··· INPUT FOR THIS TASK

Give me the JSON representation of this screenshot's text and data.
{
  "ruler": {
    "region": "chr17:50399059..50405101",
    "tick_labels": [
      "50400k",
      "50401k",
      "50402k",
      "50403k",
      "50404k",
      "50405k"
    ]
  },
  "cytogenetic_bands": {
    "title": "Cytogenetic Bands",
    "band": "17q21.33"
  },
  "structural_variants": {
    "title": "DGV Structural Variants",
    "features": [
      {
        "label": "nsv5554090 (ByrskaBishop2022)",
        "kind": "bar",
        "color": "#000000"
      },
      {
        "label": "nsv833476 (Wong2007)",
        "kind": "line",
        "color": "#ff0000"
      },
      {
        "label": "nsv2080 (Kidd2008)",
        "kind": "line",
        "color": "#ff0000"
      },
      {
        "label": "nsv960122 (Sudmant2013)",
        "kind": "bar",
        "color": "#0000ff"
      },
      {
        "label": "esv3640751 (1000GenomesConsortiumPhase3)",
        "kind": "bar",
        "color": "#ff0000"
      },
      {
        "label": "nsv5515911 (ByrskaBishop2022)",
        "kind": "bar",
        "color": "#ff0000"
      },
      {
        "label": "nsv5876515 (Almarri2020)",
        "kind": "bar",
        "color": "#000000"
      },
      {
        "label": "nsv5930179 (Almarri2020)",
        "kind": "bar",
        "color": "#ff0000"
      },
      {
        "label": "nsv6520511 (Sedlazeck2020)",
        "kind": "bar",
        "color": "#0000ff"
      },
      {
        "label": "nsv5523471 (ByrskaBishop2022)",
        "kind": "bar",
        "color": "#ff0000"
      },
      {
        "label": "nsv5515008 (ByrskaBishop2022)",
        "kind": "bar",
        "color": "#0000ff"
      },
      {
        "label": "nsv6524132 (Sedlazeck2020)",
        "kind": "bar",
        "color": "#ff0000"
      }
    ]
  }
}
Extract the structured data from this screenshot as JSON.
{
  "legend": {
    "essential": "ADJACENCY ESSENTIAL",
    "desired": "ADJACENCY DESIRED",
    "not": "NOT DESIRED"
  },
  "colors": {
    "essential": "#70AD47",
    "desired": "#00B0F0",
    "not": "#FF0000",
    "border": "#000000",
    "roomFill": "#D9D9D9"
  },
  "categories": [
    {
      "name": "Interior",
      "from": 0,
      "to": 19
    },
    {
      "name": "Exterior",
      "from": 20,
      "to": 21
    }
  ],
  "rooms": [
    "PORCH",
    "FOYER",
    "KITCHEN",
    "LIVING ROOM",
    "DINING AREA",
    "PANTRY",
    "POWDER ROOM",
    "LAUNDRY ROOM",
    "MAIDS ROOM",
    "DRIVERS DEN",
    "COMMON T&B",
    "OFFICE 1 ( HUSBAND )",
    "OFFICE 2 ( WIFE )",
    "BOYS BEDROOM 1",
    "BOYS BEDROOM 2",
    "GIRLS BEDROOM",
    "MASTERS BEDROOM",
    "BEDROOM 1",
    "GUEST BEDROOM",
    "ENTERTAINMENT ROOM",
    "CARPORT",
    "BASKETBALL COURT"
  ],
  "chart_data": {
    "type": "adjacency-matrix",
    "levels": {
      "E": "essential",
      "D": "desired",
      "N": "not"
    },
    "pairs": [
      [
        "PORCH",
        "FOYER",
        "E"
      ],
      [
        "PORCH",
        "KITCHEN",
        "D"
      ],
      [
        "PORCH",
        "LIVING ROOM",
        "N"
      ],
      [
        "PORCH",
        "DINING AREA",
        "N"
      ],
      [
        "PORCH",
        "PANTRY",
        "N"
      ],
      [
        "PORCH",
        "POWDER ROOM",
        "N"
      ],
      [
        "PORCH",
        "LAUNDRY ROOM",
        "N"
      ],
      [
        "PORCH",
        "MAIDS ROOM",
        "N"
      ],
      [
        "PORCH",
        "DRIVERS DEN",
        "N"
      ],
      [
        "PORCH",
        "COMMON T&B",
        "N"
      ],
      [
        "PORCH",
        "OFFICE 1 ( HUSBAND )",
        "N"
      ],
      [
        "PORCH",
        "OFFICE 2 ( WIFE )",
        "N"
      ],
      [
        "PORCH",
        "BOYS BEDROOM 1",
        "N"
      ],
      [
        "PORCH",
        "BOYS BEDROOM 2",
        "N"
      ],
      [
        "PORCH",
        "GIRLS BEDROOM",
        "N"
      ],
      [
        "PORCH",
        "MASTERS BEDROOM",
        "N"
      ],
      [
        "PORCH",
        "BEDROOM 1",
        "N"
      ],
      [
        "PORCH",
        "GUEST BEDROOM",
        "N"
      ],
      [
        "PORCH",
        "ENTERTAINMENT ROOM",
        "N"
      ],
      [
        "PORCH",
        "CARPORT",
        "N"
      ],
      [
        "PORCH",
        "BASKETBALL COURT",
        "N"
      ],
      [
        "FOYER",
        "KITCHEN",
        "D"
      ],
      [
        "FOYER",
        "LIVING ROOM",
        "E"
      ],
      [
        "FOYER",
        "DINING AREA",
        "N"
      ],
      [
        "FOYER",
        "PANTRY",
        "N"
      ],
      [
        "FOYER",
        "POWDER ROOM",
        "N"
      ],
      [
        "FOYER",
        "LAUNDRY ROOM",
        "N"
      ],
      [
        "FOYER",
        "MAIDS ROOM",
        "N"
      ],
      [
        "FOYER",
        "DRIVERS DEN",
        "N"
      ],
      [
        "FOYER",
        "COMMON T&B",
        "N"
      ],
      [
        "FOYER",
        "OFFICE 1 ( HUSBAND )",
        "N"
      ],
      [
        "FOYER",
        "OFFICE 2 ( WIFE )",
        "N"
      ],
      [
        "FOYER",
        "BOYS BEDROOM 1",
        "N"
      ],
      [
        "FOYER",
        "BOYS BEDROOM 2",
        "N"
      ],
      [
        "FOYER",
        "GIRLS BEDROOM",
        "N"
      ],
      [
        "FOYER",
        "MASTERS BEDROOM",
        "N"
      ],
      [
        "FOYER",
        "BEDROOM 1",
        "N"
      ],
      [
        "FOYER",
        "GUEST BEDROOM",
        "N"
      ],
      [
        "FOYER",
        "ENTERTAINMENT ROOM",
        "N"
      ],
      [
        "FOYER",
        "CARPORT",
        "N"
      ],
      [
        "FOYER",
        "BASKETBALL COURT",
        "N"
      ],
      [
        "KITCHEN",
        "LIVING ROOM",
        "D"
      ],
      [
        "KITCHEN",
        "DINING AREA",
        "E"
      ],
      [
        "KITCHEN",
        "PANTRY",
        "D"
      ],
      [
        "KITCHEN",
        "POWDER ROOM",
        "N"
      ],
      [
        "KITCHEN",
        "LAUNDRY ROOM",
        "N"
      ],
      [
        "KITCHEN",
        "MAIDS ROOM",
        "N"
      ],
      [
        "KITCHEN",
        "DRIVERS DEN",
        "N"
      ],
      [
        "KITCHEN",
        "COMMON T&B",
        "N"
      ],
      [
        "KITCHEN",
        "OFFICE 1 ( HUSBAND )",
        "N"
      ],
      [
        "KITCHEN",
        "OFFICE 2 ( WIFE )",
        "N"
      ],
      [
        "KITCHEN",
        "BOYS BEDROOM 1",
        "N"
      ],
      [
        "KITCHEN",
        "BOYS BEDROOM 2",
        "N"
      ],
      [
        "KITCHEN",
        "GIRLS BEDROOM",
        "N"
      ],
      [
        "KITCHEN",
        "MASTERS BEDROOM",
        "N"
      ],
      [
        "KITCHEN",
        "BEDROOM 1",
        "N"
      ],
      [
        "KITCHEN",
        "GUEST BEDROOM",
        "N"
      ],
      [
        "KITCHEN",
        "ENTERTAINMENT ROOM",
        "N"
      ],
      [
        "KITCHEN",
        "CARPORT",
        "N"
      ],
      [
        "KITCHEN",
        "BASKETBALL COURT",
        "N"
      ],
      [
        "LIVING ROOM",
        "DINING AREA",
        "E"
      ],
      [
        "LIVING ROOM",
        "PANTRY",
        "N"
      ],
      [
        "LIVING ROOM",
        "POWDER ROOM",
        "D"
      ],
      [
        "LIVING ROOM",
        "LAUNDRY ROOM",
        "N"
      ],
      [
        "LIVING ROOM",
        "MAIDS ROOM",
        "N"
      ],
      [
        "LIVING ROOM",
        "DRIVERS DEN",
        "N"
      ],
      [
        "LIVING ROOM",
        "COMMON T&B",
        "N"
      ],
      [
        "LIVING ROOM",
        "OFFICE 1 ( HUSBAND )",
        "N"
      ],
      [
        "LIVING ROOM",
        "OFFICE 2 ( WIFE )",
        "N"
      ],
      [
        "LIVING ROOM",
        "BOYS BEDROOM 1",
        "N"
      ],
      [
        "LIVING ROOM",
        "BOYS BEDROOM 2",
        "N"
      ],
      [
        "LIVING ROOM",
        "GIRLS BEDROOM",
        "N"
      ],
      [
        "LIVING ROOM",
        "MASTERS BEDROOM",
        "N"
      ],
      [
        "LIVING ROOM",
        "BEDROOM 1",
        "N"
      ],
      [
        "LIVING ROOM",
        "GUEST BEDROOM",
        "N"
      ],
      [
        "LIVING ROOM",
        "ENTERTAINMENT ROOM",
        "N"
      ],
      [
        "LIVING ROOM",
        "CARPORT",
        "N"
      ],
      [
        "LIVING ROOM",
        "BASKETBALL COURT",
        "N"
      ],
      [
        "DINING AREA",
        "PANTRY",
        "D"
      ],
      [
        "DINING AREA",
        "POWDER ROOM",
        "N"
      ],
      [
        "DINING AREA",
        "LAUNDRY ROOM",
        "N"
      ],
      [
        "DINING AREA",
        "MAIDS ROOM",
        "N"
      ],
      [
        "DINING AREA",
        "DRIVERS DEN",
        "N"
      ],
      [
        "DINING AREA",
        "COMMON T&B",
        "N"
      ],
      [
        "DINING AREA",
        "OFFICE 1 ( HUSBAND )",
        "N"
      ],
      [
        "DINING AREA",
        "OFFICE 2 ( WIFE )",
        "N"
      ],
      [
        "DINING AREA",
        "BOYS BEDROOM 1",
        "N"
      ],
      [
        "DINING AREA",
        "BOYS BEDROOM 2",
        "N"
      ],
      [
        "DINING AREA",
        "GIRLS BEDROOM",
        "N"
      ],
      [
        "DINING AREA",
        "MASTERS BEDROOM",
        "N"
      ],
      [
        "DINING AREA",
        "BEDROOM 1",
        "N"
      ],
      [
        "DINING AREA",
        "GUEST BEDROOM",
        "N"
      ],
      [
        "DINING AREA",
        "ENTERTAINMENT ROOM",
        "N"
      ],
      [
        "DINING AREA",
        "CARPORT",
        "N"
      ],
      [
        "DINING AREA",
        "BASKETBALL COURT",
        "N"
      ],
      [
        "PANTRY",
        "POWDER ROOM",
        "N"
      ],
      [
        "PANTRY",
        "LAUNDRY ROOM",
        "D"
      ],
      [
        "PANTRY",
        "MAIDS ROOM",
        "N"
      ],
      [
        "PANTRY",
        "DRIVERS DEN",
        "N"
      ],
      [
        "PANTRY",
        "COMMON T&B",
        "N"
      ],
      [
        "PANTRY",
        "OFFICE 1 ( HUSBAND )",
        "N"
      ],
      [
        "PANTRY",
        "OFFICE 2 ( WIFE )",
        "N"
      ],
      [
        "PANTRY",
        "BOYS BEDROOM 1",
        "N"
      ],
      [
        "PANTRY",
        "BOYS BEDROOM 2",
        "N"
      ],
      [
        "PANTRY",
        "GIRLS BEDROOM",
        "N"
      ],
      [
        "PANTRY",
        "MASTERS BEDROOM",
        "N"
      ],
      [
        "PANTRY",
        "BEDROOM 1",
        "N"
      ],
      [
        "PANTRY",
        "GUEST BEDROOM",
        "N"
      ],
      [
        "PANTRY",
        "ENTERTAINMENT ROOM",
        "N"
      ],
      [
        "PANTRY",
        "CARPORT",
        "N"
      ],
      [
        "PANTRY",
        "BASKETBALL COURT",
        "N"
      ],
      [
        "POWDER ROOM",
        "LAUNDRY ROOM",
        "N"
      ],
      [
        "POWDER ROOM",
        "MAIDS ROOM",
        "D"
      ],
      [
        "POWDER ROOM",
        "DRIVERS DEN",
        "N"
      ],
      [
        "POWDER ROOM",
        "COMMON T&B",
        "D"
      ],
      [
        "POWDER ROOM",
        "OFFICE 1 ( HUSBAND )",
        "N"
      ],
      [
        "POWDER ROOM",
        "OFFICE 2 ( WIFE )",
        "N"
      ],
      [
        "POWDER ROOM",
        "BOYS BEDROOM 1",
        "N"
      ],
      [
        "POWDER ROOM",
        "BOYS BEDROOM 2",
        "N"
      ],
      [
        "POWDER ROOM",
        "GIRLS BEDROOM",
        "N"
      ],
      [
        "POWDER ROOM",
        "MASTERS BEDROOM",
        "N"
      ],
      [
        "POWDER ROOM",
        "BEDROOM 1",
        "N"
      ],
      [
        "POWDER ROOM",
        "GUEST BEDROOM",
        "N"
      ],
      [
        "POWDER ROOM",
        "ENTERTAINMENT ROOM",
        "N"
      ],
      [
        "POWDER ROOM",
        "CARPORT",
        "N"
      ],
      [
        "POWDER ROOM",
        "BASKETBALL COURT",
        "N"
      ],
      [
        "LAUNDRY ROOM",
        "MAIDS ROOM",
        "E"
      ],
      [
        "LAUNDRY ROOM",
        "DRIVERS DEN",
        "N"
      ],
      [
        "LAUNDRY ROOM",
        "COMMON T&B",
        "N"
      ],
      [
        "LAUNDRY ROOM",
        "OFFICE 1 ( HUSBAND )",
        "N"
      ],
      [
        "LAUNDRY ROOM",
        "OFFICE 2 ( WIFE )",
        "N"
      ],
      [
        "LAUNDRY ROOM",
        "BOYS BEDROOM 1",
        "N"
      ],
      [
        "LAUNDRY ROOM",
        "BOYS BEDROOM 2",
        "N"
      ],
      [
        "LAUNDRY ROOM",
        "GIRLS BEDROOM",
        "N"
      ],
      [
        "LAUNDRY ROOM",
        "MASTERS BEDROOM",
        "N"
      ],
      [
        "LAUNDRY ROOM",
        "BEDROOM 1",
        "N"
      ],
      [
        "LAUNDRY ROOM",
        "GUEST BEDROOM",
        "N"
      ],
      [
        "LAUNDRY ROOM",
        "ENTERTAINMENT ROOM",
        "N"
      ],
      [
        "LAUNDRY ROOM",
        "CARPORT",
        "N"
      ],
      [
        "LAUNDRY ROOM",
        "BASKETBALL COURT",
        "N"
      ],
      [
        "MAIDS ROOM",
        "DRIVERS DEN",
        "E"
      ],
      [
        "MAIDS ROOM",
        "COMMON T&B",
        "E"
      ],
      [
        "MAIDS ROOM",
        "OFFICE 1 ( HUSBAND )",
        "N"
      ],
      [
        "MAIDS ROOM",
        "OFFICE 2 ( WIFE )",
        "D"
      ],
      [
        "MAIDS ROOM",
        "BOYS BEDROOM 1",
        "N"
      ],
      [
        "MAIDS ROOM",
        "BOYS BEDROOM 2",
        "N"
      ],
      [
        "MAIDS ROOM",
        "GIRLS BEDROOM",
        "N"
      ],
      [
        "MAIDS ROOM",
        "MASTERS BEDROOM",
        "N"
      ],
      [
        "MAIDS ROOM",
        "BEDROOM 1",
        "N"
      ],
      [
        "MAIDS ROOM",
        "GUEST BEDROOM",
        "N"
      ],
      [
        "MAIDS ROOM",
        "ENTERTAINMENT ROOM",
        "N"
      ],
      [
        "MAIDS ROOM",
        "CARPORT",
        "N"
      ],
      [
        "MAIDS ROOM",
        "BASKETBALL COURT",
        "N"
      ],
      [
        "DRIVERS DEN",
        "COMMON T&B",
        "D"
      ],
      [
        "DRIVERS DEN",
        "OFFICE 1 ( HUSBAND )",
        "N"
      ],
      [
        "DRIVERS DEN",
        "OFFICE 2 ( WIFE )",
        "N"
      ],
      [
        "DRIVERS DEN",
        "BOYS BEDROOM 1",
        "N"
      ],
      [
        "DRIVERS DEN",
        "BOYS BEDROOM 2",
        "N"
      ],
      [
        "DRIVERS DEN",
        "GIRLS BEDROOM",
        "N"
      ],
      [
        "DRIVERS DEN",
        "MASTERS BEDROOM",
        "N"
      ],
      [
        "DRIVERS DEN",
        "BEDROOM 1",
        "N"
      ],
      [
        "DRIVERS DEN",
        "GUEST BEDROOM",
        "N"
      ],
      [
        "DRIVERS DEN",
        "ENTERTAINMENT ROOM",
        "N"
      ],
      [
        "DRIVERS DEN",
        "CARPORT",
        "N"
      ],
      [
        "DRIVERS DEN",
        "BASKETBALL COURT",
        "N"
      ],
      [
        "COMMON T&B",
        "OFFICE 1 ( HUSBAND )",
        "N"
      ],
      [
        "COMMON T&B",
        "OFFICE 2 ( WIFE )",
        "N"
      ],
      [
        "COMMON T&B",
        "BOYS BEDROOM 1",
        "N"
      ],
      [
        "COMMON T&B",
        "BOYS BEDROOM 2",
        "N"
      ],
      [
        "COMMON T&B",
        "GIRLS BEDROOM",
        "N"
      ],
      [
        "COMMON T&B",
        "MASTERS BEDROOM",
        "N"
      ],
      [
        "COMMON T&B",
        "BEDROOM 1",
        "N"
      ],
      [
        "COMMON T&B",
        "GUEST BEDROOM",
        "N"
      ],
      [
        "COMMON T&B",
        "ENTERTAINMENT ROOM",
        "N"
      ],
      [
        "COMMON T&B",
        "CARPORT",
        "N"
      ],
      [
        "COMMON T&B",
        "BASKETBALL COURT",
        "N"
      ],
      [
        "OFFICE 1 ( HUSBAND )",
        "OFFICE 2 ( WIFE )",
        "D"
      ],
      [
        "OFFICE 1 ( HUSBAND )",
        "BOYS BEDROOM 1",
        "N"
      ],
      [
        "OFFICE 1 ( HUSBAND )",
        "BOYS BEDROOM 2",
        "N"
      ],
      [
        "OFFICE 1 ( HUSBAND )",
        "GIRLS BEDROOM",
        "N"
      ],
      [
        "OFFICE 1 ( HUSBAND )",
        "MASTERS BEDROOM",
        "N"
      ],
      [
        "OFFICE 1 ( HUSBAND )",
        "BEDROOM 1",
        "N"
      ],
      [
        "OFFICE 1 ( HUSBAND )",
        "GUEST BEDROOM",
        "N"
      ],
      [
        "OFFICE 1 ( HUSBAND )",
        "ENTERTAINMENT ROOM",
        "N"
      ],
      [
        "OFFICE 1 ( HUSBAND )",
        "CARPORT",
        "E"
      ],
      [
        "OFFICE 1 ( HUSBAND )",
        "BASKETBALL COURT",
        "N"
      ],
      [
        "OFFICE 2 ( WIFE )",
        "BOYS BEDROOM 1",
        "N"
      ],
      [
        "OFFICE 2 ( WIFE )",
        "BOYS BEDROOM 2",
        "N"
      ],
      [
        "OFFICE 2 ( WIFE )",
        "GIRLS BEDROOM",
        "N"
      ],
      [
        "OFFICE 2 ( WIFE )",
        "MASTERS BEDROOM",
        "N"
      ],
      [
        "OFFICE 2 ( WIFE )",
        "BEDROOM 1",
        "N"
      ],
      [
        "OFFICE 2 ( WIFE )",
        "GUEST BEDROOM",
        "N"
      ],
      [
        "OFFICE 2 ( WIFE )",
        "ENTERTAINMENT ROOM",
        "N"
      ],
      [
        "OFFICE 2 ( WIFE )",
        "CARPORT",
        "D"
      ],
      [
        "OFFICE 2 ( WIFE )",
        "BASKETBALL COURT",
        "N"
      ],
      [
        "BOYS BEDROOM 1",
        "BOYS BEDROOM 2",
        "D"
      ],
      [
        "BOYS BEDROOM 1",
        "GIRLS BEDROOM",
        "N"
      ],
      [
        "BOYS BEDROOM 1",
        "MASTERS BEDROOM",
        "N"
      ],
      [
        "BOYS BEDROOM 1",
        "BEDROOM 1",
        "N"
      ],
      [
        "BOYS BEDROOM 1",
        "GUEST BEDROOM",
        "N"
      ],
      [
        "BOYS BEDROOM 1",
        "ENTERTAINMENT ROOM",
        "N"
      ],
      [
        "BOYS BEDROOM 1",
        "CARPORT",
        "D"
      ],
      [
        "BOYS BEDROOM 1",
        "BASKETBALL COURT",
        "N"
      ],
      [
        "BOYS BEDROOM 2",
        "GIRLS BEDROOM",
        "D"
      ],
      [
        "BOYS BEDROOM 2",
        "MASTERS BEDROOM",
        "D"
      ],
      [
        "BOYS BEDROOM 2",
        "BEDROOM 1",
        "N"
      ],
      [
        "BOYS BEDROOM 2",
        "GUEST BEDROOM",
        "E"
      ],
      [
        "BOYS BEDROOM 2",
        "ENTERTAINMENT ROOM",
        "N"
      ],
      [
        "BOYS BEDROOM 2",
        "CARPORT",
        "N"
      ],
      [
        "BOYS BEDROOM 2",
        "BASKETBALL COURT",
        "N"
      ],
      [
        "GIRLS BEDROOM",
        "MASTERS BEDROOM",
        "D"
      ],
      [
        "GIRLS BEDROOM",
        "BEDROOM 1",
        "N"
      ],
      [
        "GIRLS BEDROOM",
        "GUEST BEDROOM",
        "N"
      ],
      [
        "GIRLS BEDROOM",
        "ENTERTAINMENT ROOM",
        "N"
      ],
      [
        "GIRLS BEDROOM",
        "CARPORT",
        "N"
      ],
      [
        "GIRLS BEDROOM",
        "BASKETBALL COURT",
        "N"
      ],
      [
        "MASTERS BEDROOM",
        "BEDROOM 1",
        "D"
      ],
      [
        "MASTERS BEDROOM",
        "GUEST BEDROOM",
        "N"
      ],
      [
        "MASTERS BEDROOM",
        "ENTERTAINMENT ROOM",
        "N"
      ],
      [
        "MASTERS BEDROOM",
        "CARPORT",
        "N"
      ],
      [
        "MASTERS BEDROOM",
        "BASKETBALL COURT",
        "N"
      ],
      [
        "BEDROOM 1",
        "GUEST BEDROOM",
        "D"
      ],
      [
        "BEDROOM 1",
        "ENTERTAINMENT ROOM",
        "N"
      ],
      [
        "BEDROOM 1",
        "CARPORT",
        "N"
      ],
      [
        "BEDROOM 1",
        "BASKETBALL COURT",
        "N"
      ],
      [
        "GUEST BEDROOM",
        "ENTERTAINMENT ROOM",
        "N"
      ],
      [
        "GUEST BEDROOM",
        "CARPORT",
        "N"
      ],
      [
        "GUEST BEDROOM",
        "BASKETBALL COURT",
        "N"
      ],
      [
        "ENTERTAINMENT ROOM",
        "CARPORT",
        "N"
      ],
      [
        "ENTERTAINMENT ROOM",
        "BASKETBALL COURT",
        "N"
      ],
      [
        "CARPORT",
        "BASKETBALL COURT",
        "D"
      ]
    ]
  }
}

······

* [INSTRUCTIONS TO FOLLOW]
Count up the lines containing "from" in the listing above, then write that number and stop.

* [SOLUTION]
3